Arts and Culture

Leadership of the Speed Art Museum in Louisville announced four major exhibitions for its 2021 season on Monday, including some shows with ties to the Commonwealth. 

The recently revealed curatorial lineup kicks off in the new year with “Collecting – A Love Story: Glass from the Adele and Leonard Leight Collection,” opening Feb. 5.

Adele and Leonard Leight were well known art collectors in Louisville, and the forthcoming Speed exhibition will feature 60-plus artworks from the Leights’ collection, displayed in the  Leight Gallery at the museum, as well as throughout the Speed’s permanent collection galleries. 

Pete Mauney

Jeffrey Gibson (American, born 1972). I Wish I Knew How It Would Feel To Be
Free, 2018. Glass beads, artificial sinew, wool, tin jingles, steel studs, on canvas over
wood panel. The Speed Art Museum, partial and promised gift, Adele and Leonard
Leight Collection 2019.17.4

Scott Erbes, the Speed’s curator of decorative arts and designs, and artist and educator Norwood Viviano co-curated the exhibition, showcasing art by more than 50 artists, such as MacArthur genius grantee Jeffrey Gibson, famous glass artist Dale Chihuly and stained-glass artist Judith Schaechter.

Later in February, the Speed will open “Isabelle de Borchgrave: Fashioning Art from Paper,” a retrospective of “the life-size, trompe l’œil paper costumes” of prominent contemporary Belgian artist Isabelle de Borchgrave, according to a news release from the museum. Borchgrave is known for her painted paper sculptures that recreate centuries of European fashion. 

“If you are a lover of painting, craft, fashion or sheer technical skill, this exhibition is going to blow you away. It is theatrical, beautiful, wildly creative, and a wholly new way to look at art,” said Erika Holmquist-Wall, Speed’s curator of European & American painting and sculpture, in a  release. 
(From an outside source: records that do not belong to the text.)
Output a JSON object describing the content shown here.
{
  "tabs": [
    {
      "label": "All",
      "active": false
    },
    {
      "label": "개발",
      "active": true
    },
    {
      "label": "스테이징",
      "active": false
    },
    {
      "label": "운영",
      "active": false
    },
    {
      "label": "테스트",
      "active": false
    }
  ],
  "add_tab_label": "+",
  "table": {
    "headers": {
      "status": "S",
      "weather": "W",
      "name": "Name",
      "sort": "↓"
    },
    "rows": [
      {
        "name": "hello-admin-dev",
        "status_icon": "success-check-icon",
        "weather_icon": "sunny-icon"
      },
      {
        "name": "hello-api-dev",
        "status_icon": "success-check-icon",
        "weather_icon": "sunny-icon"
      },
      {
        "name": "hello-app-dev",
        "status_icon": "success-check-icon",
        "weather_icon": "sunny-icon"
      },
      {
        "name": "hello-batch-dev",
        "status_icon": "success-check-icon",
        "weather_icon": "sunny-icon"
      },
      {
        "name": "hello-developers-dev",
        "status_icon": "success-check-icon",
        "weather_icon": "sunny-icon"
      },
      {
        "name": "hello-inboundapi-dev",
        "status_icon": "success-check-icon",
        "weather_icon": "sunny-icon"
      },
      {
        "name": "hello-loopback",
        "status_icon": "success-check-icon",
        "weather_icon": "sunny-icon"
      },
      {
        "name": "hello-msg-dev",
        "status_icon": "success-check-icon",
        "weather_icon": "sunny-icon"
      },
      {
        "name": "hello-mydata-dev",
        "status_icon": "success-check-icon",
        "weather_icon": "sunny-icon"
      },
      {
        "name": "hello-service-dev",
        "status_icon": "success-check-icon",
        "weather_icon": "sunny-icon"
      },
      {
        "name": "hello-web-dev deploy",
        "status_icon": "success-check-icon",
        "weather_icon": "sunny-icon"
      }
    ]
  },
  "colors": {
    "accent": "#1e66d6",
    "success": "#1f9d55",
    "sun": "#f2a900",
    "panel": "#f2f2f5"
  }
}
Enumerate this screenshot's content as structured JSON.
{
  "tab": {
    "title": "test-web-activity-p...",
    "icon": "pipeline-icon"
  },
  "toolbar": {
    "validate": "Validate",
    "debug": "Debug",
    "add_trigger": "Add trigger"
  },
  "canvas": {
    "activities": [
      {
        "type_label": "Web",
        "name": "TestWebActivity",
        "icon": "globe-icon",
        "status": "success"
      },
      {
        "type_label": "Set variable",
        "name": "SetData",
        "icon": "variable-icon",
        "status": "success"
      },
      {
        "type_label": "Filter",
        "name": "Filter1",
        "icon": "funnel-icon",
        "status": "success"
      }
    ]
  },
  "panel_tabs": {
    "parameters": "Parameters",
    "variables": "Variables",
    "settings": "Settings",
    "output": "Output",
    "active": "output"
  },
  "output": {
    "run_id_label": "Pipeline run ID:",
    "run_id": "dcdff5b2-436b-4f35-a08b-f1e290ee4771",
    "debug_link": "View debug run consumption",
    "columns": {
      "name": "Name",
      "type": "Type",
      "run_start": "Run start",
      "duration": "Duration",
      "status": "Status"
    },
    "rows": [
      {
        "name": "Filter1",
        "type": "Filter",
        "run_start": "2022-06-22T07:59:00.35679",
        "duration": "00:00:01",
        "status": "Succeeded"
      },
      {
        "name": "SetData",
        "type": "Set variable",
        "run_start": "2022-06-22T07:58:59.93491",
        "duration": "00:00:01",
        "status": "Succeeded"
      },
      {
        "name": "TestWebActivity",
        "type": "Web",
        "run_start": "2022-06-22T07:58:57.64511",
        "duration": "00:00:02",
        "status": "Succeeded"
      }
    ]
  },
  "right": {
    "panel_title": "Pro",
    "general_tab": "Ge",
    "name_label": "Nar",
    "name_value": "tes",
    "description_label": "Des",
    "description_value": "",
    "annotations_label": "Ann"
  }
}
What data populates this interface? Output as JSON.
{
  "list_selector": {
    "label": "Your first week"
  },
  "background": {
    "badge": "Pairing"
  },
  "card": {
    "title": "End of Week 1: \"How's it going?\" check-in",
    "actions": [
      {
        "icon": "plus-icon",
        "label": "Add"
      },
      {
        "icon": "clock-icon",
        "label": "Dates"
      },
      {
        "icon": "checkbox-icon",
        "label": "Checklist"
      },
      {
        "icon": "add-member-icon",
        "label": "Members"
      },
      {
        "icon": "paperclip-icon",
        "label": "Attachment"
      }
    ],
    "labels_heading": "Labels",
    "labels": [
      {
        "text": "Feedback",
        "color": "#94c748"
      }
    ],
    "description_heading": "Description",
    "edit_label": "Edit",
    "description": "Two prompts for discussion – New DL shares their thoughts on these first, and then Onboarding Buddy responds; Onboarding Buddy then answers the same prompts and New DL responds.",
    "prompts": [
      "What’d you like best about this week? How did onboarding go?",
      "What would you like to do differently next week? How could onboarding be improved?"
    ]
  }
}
Isabelle de Borchgrave

Isabelle de Borchgrave b. 1946. Belgium. Three Tutus

‘A treasured part of Kentucky’s history’ on display in August

Starting Aug. 6, the museum will display what it calls, “a highly-anticipated new addition to the permanent collection and a treasured part of Kentucky’s history.”

The exhibition of Ralph Eugene Meatyard’s “The Unforeseen Wilderness” will feature 56 original photographs that Meatyard, an acclaimed photographer who was also an optician, made of the Red River Gorge. 

The images are from a “love letter and rallying cry for the preservation of Kentucky’s Red River Gorge” Meatyard co-created with Kentucky author Wendell Berry after they traveled across the gorge together in 1971.

“This work belonged in Kentucky,” director Stephen Reily said in the news release. “The Speed is proud to own and now share the work of one of the 20th century’s most important photographers, one who also made his life and career in Kentucky… and Ralph Eugene Meatyard’s photography helped preserve Red River Gorge with work that reflects the deep natural beauty of our Commonwealth.”

Ralph Eugene Meatyard

Ralph Eugene Meatyard American, 1925 – 1972. Untitled from The Unforeseen Wilderness, 1967 – 1971. Gelatin silver print. Partial gift of the Estate of Ralph Eugene Meatyard and Museum purchase with funds generously provided by Eleanor Miller, Stephen Reily and Emily Bingham, Victoire and Owsley Brown III, Eliza Brown, Anne Brewer Ogden, and Cornelia Bonnie 2019.6.

Traveling show exploring the supernatural, paranormal

Supernatural America: The Paranormal in American Art” will open at the Speed Oct. 2.

The Minneapolis Institute of Art (MIA) organized the traveling exhibition, a curation of art from the 1800s to present-day that “reflect[s] on the haunted nature of American and its history,” the release said. 

“Whether these artists are drawing upon faith, folklore, or even experience, their work calls out the history and the truths that haunt this country,” curator Erika Holmquist-Wall said.

Stephanie Wolf is WFPL's Arts & Culture Reporter.